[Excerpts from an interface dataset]
________________________________________

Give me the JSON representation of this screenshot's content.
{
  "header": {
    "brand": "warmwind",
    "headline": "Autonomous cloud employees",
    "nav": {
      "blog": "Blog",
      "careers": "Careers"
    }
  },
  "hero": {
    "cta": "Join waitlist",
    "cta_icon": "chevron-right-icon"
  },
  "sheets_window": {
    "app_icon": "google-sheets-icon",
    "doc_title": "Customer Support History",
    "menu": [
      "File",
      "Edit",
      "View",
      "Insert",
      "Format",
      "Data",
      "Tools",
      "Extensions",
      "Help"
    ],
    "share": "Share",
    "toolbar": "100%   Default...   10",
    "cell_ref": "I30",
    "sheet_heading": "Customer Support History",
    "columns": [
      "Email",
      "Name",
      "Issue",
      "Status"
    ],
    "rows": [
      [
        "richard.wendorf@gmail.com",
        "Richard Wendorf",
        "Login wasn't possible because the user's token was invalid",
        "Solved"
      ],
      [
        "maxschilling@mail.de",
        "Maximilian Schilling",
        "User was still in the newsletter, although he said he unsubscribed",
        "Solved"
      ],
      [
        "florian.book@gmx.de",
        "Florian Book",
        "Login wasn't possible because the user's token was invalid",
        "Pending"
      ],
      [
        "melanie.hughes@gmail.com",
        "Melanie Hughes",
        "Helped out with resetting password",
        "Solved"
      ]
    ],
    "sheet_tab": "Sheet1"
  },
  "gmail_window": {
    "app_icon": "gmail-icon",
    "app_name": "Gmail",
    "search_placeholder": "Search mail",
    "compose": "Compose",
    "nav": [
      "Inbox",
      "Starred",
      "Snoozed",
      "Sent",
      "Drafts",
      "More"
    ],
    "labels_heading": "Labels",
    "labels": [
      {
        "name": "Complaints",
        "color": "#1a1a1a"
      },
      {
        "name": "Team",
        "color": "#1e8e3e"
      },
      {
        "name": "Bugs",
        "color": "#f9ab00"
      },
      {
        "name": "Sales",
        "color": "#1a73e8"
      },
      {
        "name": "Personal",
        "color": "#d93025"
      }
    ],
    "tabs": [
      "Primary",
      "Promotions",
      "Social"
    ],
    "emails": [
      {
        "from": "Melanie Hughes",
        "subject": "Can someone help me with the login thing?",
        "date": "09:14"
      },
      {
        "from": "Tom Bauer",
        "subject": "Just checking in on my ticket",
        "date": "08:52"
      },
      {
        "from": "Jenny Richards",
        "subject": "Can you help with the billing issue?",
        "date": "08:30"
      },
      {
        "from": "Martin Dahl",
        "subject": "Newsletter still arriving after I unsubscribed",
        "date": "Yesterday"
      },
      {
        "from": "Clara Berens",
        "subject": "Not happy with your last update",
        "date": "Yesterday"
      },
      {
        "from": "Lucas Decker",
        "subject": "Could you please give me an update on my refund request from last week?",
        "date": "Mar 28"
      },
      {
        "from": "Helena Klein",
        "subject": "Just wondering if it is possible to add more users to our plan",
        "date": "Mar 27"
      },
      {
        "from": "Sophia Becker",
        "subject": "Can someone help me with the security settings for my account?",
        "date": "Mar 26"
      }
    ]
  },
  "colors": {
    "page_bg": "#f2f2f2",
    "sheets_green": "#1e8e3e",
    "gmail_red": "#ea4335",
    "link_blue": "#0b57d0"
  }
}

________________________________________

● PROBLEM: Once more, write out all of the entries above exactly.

● EXERCISE RESULT:
Give me the JSON representation of this screenshot's content.
{
  "header": {
    "brand": "warmwind",
    "headline": "Autonomous cloud employees",
    "nav": {
      "blog": "Blog",
      "careers": "Careers"
    }
  },
  "hero": {
    "cta": "Join waitlist",
    "cta_icon": "chevron-right-icon"
  },
  "sheets_window": {
    "app_icon": "google-sheets-icon",
    "doc_title": "Customer Support History",
    "menu": [
      "File",
      "Edit",
      "View",
      "Insert",
      "Format",
      "Data",
      "Tools",
      "Extensions",
      "Help"
    ],
    "share": "Share",
    "toolbar": "100%   Default...   10",
    "cell_ref": "I30",
    "sheet_heading": "Customer Support History",
    "columns": [
      "Email",
      "Name",
      "Issue",
      "Status"
    ],
    "rows": [
      [
        "richard.wendorf@gmail.com",
        "Richard Wendorf",
        "Login wasn't possible because the user's token was invalid",
        "Solved"
      ],
      [
        "maxschilling@mail.de",
        "Maximilian Schilling",
        "User was still in the newsletter, although he said he unsubscribed",
        "Solved"
      ],
      [
        "florian.book@gmx.de",
        "Florian Book",
        "Login wasn't possible because the user's token was invalid",
        "Pending"
      ],
      [
        "melanie.hughes@gmail.com",
        "Melanie Hughes",
        "Helped out with resetting password",
        "Solved"
      ]
    ],
    "sheet_tab": "Sheet1"
  },
  "gmail_window": {
    "app_icon": "gmail-icon",
    "app_name": "Gmail",
    "search_placeholder": "Search mail",
    "compose": "Compose",
    "nav": [
      "Inbox",
      "Starred",
      "Snoozed",
      "Sent",
      "Drafts",
      "More"
    ],
    "labels_heading": "Labels",
    "labels": [
      {
        "name": "Complaints",
        "color": "#1a1a1a"
      },
      {
        "name": "Team",
        "color": "#1e8e3e"
      },
      {
        "name": "Bugs",
        "color": "#f9ab00"
      },
      {
        "name": "Sales",
        "color": "#1a73e8"
      },
      {
        "name": "Personal",
        "color": "#d93025"
      }
    ],
    "tabs": [
      "Primary",
      "Promotions",
      "Social"
    ],
    "emails": [
      {
        "from": "Melanie Hughes",
        "subject": "Can someone help me with the login thing?",
        "date": "09:14"
      },
      {
        "from": "Tom Bauer",
        "subject": "Just checking in on my ticket",
        "date": "08:52"
      },
      {
        "from": "Jenny Richards",
        "subject": "Can you help with the billing issue?",
        "date": "08:30"
      },
      {
        "from": "Martin Dahl",
        "subject": "Newsletter still arriving after I unsubscribed",
        "date": "Yesterday"
      },
      {
        "from": "Clara Berens",
        "subject": "Not happy with your last update",
        "date": "Yesterday"
      },
      {
        "from": "Lucas Decker",
        "subject": "Could you please give me an update on my refund request from last week?",
        "date": "Mar 28"
      },
      {
        "from": "Helena Klein",
        "subject": "Just wondering if it is possible to add more users to our plan",
        "date": "Mar 27"
      },
      {
        "from": "Sophia Becker",
        "subject": "Can someone help me with the security settings for my account?",
        "date": "Mar 26"
      }
    ]
  },
  "colors": {
    "page_bg": "#f2f2f2",
    "sheets_green": "#1e8e3e",
    "gmail_red": "#ea4335",
    "link_blue": "#0b57d0"
  }
}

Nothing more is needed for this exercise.